Recorded data
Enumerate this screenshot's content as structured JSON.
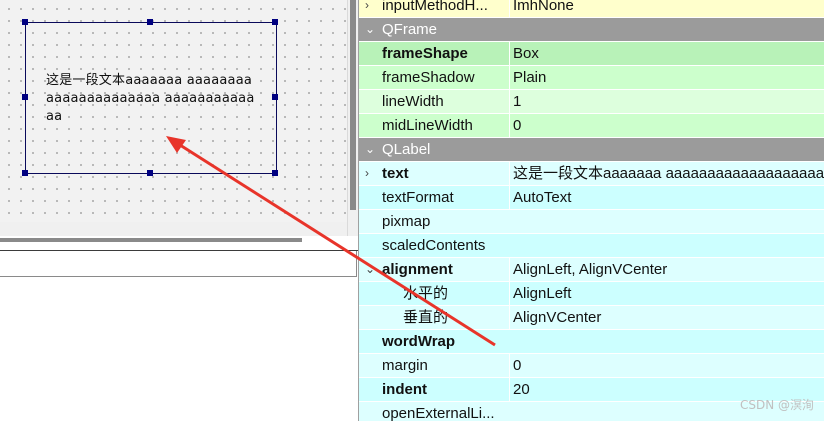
{
  "canvas": {
    "label_text": "这是一段文本aaaaaaa aaaaaaaaaaaaaaaaaaaaaa aaaaaaaaaaaaa"
  },
  "properties": {
    "rows": [
      {
        "name": "inputMethodH...",
        "value": "ImhNone",
        "arrow": "›"
      },
      {
        "group": "QFrame"
      },
      {
        "name": "frameShape",
        "value": "Box"
      },
      {
        "name": "frameShadow",
        "value": "Plain"
      },
      {
        "name": "lineWidth",
        "value": "1"
      },
      {
        "name": "midLineWidth",
        "value": "0"
      },
      {
        "group": "QLabel"
      },
      {
        "name": "text",
        "value": "这是一段文本aaaaaaa aaaaaaaaaaaaaaaaaaaaa",
        "arrow": "›"
      },
      {
        "name": "textFormat",
        "value": "AutoText"
      },
      {
        "name": "pixmap",
        "value": ""
      },
      {
        "name": "scaledContents",
        "checked": false
      },
      {
        "name": "alignment",
        "value": "AlignLeft, AlignVCenter",
        "arrow": "⌄"
      },
      {
        "name": "水平的",
        "value": "AlignLeft"
      },
      {
        "name": "垂直的",
        "value": "AlignVCenter"
      },
      {
        "name": "wordWrap",
        "checked": true
      },
      {
        "name": "margin",
        "value": "0"
      },
      {
        "name": "indent",
        "value": "20"
      },
      {
        "name": "openExternalLi...",
        "checked": false
      }
    ]
  },
  "colors": {
    "annotation_arrow": "#e8342a",
    "group_header": "#9b9b9b",
    "frame_rows": "#ddffdd",
    "label_rows": "#ddffff",
    "checkbox_checked": "#2f6fd6"
  },
  "watermark": "CSDN @溟洵"
}
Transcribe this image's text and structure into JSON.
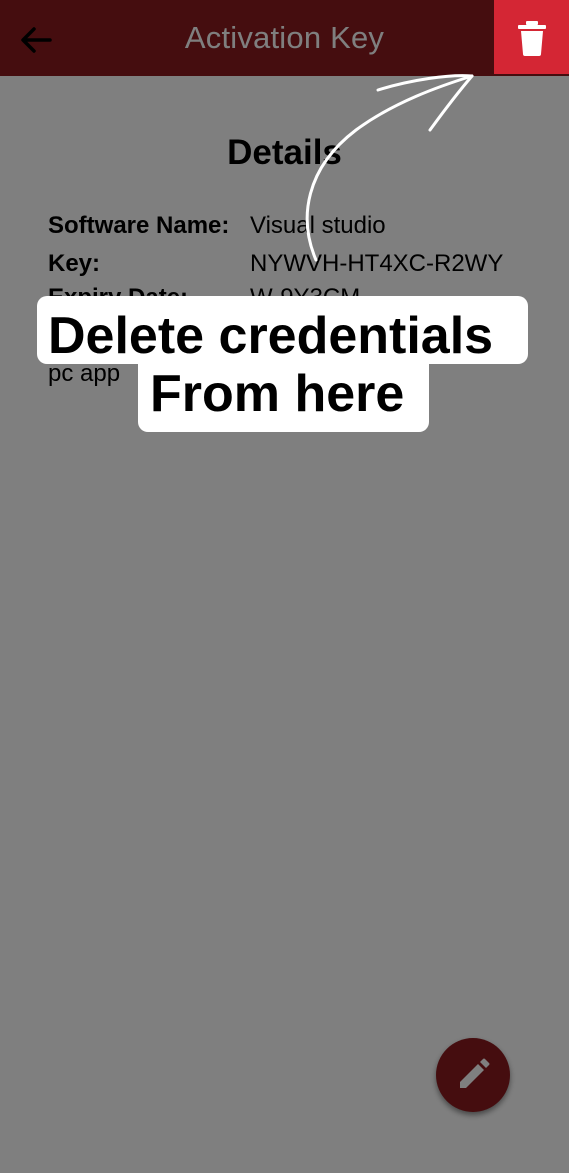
{
  "appbar": {
    "title": "Activation Key",
    "back_icon": "arrow-left-icon",
    "delete_icon": "trash-icon",
    "accent": "#8b1a1f",
    "delete_color": "#cf2433"
  },
  "details": {
    "heading": "Details",
    "software_label": "Software Name:",
    "software_value": "Visual studio",
    "key_label": "Key:",
    "key_value": "NYWVH-HT4XC-R2WY",
    "expiry_label": "Expiry Date:",
    "expiry_value": "W-9Y3CM",
    "description": "pc app"
  },
  "fab": {
    "icon": "pencil-icon"
  },
  "tutorial": {
    "line1": "Delete credentials",
    "line2": "From here",
    "arrow_icon": "curved-arrow-icon"
  }
}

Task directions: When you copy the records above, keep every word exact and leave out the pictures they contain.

Solution to this exercise:
Enumerate this screenshot's content as structured JSON.
{
  "canvas": {
    "label_text": "这是一段文本aaaaaaa aaaaaaaaaaaaaaaaaaaaaa aaaaaaaaaaaaa"
  },
  "properties": {
    "rows": [
      {
        "name": "inputMethodH...",
        "value": "ImhNone",
        "arrow": "›"
      },
      {
        "group": "QFrame"
      },
      {
        "name": "frameShape",
        "value": "Box"
      },
      {
        "name": "frameShadow",
        "value": "Plain"
      },
      {
        "name": "lineWidth",
        "value": "1"
      },
      {
        "name": "midLineWidth",
        "value": "0"
      },
      {
        "group": "QLabel"
      },
      {
        "name": "text",
        "value": "这是一段文本aaaaaaa aaaaaaaaaaaaaaaaaaaaa",
        "arrow": "›"
      },
      {
        "name": "textFormat",
        "value": "AutoText"
      },
      {
        "name": "pixmap",
        "value": ""
      },
      {
        "name": "scaledContents",
        "checked": false
      },
      {
        "name": "alignment",
        "value": "AlignLeft, AlignVCenter",
        "arrow": "⌄"
      },
      {
        "name": "水平的",
        "value": "AlignLeft"
      },
      {
        "name": "垂直的",
        "value": "AlignVCenter"
      },
      {
        "name": "wordWrap",
        "checked": true
      },
      {
        "name": "margin",
        "value": "0"
      },
      {
        "name": "indent",
        "value": "20"
      },
      {
        "name": "openExternalLi...",
        "checked": false
      }
    ]
  },
  "colors": {
    "annotation_arrow": "#e8342a",
    "group_header": "#9b9b9b",
    "frame_rows": "#ddffdd",
    "label_rows": "#ddffff",
    "checkbox_checked": "#2f6fd6"
  },
  "watermark": "CSDN @溟洵"
}
Transcribe this image's text and structure into JSON.
{
  "appbar": {
    "title": "Activation Key",
    "back_icon": "arrow-left-icon",
    "delete_icon": "trash-icon",
    "accent": "#8b1a1f",
    "delete_color": "#cf2433"
  },
  "details": {
    "heading": "Details",
    "software_label": "Software Name:",
    "software_value": "Visual studio",
    "key_label": "Key:",
    "key_value": "NYWVH-HT4XC-R2WY",
    "expiry_label": "Expiry Date:",
    "expiry_value": "W-9Y3CM",
    "description": "pc app"
  },
  "fab": {
    "icon": "pencil-icon"
  },
  "tutorial": {
    "line1": "Delete credentials",
    "line2": "From here",
    "arrow_icon": "curved-arrow-icon"
  }
}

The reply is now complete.